Emails may be directed to boardmembers through the City clerks office. As mentioned above, it is unknown if the board will be accepting public testimony during this meeting, but if you are interested in sending public comments or testimony to PERA, the best way to do that is to email them to City Clerk Shawn Selleck at firstname.lastname@example.org, and to First Deputy City Clerk Tina Mastroianni at email@example.com.
Emails and messages might also be sent to Mayor Elorza and to members of the Providence City Council. They are ultimately responsible or the makeup of the PERA board.
To best contact the Mayor, try his chief of staff, Nicole Pollock at firstname.lastname@example.org

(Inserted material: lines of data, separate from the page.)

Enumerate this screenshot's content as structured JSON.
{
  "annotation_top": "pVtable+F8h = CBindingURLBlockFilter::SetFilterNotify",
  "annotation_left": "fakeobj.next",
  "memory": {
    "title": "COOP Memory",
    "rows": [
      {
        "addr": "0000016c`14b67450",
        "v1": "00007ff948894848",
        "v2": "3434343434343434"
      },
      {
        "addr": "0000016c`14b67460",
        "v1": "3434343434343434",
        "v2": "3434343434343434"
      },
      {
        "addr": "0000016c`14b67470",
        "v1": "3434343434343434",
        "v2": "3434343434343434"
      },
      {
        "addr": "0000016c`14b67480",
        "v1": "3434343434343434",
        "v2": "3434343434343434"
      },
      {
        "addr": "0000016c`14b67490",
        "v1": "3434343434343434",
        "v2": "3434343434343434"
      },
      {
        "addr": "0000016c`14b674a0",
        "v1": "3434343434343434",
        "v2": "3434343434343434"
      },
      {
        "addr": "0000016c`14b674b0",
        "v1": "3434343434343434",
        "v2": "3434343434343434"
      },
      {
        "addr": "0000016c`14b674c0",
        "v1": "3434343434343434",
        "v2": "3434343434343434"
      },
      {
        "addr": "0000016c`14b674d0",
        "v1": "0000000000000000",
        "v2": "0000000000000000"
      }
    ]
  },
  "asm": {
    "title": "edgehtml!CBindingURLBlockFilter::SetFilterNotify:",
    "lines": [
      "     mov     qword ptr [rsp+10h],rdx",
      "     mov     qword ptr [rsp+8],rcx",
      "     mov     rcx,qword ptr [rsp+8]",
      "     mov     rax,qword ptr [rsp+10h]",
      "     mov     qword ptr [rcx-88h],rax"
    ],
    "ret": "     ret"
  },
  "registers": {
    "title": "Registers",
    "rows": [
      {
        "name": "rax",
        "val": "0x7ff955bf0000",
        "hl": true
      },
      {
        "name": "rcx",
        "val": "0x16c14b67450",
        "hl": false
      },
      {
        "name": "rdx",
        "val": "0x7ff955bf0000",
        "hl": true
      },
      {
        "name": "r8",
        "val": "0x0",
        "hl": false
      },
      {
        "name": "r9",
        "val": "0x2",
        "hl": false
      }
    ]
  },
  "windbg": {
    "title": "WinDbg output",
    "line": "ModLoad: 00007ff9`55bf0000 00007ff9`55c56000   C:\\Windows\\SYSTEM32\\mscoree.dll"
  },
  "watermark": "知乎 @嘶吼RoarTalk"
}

Providence City Council emails: email@example.com, firstname.lastname@example.org, email@example.com, firstname.lastname@example.org, email@example.com, firstname.lastname@example.org, email@example.com, firstname.lastname@example.org, email@example.com, firstname.lastname@example.org, email@example.com, firstname.lastname@example.org, email@example.com, firstname.lastname@example.org,